As a father of sons and daughters and one who is fortunate to receive and bestow a weekly parental blessing (may my parents be blessed with vigor of body and spirit), maybe not surprisingly, I am always profoundly drawn to Jacob’s deathbed benedictions. And by far, the most intriguing of these brachot for me is the one the patriarch bestows upon his grandchildren, Joseph’s children Efraim and Menasheh.
The portion of Vayechi recounts that Jacob elevated these two grandsons to the status of full-fledged Shevatim (tribes of Israel). And from this tale, we derive, to this very day, the notion of blessing our male offspring to be like these two men.
The obvious question is: Why did Jacob instruct the Jewish people to bless our sons to emulate Efraim and Menasheh in particular and not our avot (patriarchs) Abraham, Isaac and Jacob? After all, when we bless our female children, we pray for them to imitate our imahot (matriarchs) Sarah, Rebecca, Rachel and Leah.
One possible answer that resonates with me this year is that unlike the other men for whom the Tribes of Israel are named, Efraim and Menasheh did not receive their special status by virtue of biology alone; they earned their elevated status. They did not ride the proverbial coattails of their forebears, rather they acquired zechut (special merit) by the manner in which they conducted and comported themselves. In fact, one might say that they did not just achieve and realize their God-given potential, they actually surpassed it.

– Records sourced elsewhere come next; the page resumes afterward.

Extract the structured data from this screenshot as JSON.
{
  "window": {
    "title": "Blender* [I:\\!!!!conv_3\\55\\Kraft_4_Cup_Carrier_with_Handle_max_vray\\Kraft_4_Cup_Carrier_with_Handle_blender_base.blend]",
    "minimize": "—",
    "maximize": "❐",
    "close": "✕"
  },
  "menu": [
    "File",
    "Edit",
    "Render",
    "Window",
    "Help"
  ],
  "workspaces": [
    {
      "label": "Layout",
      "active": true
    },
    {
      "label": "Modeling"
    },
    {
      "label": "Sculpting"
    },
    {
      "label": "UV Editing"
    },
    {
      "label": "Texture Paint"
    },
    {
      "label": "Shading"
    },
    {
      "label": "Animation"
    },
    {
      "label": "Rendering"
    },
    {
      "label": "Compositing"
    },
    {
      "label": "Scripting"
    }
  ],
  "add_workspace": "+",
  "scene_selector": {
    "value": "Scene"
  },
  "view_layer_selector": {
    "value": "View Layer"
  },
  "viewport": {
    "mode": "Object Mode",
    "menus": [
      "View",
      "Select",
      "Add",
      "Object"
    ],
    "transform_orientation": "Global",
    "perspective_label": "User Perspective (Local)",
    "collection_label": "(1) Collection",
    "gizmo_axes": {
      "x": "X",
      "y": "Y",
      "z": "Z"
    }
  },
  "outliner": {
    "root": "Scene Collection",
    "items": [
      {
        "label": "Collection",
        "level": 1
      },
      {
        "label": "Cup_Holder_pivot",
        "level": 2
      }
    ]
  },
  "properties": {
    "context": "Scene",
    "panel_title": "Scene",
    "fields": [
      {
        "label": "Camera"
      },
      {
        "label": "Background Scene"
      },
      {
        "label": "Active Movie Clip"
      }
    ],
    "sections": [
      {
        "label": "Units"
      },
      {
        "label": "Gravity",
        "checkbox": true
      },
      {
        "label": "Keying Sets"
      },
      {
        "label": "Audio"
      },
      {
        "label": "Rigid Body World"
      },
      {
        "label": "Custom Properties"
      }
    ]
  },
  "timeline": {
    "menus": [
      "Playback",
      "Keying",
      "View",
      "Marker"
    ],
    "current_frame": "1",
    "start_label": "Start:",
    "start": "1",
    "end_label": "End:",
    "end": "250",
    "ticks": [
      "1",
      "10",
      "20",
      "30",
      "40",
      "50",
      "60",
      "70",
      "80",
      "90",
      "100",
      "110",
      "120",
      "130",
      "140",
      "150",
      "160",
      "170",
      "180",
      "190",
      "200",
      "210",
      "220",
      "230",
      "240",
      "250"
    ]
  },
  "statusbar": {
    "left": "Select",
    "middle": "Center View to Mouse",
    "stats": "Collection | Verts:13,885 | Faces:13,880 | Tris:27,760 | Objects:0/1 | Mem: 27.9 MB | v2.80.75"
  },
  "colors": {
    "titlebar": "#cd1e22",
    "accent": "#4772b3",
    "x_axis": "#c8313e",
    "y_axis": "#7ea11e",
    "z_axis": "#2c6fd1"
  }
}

Recently, immediately following a moving Brit Milah ceremony, the grandfather of the newborn who already has several other grandsons shared with me that he finally understood the words recited at a ritual circumcision. “Zeh HaKatan, Gadol Iheyeh.” These words do not simply mean that we pray that the child will grow in height, girth and stature. We do not want him to simply aspire for normalcy or mediocrity. What we desire is that he will aspire to spiritual gadlut, elevated, transcendent, and superior lofty heights – true greatness.
What a poignant and beautiful insight. As we lovingly lay our hands on our precious children’s heads this coming Friday night, I invite us all to hold the notion of blessing our descendants to be like Efraim and Menasheh in the forefront of our minds, helping them aspire to successes and triumphs that are far beyond their, and even our, hopes and dreams. Amen!
Rabbi Carnie Shalom Rose is the Rabbi Bernard Lipnick senior rabbinic chair at Congregation B’nai Amoona and a member of the St. Louis Rabbinical and Cantorial Association.